Record excerpts:
----------------------------------------

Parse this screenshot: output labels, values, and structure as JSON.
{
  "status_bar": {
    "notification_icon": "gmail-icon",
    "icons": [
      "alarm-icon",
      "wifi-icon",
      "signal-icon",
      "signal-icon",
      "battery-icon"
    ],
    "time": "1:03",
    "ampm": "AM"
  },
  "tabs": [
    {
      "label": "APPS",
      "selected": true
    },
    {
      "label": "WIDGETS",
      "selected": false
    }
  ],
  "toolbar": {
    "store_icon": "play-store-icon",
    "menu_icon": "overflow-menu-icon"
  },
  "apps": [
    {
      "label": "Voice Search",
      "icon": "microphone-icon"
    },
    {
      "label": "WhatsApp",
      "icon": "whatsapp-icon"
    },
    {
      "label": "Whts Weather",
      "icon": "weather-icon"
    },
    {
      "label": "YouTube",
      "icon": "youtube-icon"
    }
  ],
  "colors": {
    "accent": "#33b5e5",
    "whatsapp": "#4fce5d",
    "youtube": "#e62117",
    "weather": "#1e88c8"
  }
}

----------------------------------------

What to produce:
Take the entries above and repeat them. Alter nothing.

Problem solution:
Parse this screenshot: output labels, values, and structure as JSON.
{
  "status_bar": {
    "notification_icon": "gmail-icon",
    "icons": [
      "alarm-icon",
      "wifi-icon",
      "signal-icon",
      "signal-icon",
      "battery-icon"
    ],
    "time": "1:03",
    "ampm": "AM"
  },
  "tabs": [
    {
      "label": "APPS",
      "selected": true
    },
    {
      "label": "WIDGETS",
      "selected": false
    }
  ],
  "toolbar": {
    "store_icon": "play-store-icon",
    "menu_icon": "overflow-menu-icon"
  },
  "apps": [
    {
      "label": "Voice Search",
      "icon": "microphone-icon"
    },
    {
      "label": "WhatsApp",
      "icon": "whatsapp-icon"
    },
    {
      "label": "Whts Weather",
      "icon": "weather-icon"
    },
    {
      "label": "YouTube",
      "icon": "youtube-icon"
    }
  ],
  "colors": {
    "accent": "#33b5e5",
    "whatsapp": "#4fce5d",
    "youtube": "#e62117",
    "weather": "#1e88c8"
  }
}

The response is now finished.